 I. B.
 Dr. Isaac B. Bersuker
 Institute for Theoretical Chemistry
 The University of Texas at Austin
 Chem & Biochem Department
 1 University Station A5300
 Austin, TX 78712-0165
 Phone: (512) 471-4671; Fax: (512) 471-8696
 E-mail: bersuker[A]
 CCL wrote:
 Sent to CCL by: Wai-To Chan <chan(!)>
 Dear CCL Readers,
 I have a planar conjugated organic molecule that, on paper, has D2h
 symmetry. I am working with the hypothesis that the molecule is a
 biradical singlet. I want to perform a CASSCF(2,2) on this molecule
 to estimate the biradical character of this molecule. When I
 calculate the molecule with the constraint that the molecule has D2h
 symmetry, the calculation has severe convergence problems. If I
 remove this constraint, the molecule distorts to a C2v symmetry and I
 obtain a biradical character ~20%. I checked the orbitals being used
 for the CASSCF calculation and they look right (one nonbonding and
 another slightly antibonding).
 Is the situation described above correct? Can an organic molecule
 have such a symmetry breaking as a result of a CASSCF calculation? Is
 the molecule really a C2v system? Any suggestions are welcome.
   Thank you very much in advance for your help.
 		Sincerely yours,
 													Gustavo L.C. Moura
I assume that you removed the D2h symmetry constraint by changing the original cartesian coordinates just small enough for the program to recognize the C2v symmetry. If the distortion of the C2v structure from D2h is not too large I would repeat the optimization starting with the undistorted D2h geometry. Small deviation from ideal symmtry is not that unusual with CASSCF geometry optimization even when it is properly executed. I would try to avoid the convergence difficulties by changing the symmetry of the wavefunction instead of the geometry. With GAMESS this can be done by specifying a lower symmetry than D2h in the $DET or $DRT input card. With Gaussian I am not sure how this can be done. Perhaps the nosymm keyword could do but I am not sure if it is effective in the CASSCF step. If the CASSCF is based on UHF unrestricted orbitals I will try to break the symmetry of the UHF wavefunction.
 	  If your casscf-optimized C2V geometry is clearly distinctive from
 the D2h symmetry you perceive to be correct a possible explanation
 is that the active space in your MCSCF wavefunction is not sufficiently
large. A 2-electrons-2-MOs active space is of the minimum size for diradicals. Your system seems to be more of a diradicaloid than an open-shell singlet diradical. It may sound surprising but partial diradical systems may require a larger active space than a pure diradical. With Gaussian I would design the size of the active space required by

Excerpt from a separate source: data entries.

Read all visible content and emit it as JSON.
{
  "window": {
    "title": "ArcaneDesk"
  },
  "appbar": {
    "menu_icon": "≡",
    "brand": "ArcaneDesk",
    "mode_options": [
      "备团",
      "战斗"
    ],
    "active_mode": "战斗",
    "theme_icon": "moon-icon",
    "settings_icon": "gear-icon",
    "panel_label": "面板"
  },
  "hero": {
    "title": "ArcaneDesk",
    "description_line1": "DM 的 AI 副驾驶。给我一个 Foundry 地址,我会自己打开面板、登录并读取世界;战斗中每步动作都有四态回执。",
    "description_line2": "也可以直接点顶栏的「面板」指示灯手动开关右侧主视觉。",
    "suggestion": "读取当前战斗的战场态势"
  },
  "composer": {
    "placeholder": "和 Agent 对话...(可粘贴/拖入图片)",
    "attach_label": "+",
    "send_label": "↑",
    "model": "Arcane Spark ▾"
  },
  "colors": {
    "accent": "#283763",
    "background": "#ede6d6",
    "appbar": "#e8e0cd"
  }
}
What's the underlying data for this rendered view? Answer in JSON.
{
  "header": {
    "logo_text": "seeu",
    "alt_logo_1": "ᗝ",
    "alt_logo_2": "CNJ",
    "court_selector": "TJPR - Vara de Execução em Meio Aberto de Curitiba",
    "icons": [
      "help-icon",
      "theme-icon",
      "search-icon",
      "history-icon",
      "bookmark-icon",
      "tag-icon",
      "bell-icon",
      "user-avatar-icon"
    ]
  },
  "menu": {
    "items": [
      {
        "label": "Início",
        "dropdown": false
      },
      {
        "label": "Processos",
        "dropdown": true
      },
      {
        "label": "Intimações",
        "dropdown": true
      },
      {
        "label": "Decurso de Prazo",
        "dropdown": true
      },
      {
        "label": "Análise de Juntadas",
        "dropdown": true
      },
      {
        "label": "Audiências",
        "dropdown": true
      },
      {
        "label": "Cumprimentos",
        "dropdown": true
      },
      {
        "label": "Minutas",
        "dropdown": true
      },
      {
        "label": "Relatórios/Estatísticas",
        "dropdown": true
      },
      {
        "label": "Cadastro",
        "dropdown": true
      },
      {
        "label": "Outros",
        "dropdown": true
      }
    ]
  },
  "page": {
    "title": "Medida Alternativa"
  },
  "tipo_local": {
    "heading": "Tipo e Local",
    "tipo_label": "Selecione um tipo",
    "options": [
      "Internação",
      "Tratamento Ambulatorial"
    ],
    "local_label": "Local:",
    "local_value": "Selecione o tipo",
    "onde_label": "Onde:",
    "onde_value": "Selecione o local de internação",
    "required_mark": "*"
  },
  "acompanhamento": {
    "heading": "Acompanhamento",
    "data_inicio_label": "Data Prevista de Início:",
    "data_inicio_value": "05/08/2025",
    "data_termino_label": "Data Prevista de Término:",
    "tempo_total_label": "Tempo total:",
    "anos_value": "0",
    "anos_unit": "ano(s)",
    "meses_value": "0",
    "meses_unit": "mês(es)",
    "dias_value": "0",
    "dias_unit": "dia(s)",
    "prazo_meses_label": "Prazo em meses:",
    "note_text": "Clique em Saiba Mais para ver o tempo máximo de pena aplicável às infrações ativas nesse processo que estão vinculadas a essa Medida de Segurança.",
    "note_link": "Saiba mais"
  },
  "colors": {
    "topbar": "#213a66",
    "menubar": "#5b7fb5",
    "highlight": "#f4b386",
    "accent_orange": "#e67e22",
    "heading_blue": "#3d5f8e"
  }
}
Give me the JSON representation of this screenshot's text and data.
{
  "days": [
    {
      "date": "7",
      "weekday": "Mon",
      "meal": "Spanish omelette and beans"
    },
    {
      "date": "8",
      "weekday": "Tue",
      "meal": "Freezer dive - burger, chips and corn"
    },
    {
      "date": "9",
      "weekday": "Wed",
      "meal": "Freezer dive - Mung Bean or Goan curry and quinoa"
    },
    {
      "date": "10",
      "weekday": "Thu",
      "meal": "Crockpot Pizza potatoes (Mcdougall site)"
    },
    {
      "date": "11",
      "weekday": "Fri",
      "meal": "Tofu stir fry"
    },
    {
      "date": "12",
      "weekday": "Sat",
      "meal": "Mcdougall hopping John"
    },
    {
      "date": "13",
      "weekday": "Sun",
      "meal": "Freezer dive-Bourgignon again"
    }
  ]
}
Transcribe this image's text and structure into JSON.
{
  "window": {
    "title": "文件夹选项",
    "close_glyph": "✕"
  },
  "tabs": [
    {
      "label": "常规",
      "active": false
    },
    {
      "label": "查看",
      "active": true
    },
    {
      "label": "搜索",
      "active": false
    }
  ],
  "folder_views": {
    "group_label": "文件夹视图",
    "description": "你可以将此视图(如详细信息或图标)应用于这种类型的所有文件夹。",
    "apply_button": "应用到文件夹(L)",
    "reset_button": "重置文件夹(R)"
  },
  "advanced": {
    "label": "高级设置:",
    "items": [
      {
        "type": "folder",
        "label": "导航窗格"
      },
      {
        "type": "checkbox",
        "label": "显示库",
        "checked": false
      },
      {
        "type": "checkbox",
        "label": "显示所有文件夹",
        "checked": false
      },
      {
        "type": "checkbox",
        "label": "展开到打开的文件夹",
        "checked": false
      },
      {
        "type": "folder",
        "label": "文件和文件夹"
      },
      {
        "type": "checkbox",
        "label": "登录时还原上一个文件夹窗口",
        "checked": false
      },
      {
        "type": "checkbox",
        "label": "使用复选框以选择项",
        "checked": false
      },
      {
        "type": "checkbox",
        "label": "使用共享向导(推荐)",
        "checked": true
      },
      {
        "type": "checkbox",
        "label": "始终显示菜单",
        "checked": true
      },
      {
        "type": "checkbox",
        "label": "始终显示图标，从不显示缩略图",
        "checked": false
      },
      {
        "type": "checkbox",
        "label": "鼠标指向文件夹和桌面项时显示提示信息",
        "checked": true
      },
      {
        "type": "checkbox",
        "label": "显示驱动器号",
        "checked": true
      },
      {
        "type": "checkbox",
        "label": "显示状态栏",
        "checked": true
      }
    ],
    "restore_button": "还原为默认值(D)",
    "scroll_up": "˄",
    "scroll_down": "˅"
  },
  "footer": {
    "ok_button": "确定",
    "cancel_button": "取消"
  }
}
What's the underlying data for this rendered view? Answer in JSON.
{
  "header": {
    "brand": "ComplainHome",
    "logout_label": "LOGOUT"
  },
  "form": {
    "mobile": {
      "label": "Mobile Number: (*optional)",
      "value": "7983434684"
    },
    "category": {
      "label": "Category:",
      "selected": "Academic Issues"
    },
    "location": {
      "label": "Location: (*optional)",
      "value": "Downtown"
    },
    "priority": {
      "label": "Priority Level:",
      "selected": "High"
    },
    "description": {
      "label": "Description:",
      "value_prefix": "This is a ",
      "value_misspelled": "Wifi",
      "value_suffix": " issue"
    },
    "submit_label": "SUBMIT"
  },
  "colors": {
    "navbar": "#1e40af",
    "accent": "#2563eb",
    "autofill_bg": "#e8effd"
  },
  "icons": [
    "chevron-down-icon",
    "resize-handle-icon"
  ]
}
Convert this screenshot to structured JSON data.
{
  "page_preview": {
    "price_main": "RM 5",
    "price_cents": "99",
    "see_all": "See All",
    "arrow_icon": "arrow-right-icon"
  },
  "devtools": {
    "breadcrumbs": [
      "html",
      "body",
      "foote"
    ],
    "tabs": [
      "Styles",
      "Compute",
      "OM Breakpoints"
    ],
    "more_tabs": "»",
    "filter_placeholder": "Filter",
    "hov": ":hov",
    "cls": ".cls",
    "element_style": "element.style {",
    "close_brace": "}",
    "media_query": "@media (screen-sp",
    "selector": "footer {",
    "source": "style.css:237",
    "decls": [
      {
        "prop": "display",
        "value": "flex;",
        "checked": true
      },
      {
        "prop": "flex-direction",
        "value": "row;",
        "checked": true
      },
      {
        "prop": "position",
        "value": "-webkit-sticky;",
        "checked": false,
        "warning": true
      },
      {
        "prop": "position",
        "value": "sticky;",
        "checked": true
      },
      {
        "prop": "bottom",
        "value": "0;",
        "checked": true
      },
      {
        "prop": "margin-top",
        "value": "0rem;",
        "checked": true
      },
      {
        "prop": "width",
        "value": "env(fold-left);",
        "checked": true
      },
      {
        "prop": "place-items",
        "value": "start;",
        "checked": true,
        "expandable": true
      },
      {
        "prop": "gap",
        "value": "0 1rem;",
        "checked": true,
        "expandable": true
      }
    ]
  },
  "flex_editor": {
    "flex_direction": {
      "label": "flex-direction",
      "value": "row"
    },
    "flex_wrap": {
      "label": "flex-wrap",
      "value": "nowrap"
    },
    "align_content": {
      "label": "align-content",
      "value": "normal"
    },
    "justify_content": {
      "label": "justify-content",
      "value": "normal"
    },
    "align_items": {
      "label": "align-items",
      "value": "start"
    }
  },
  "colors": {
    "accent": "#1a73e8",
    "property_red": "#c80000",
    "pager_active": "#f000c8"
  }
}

 running a UHF calculation on the D2h structure first with guess=mix and
specified. I would then examine the occupancy of the UHF-natural orbitals (with pop=naturalorbitals). If the fraction occupancies of the natural orbitals beyond the HOMO and the LUMO are significant I would increase the active space size accordingly.
 Wai-To Chan>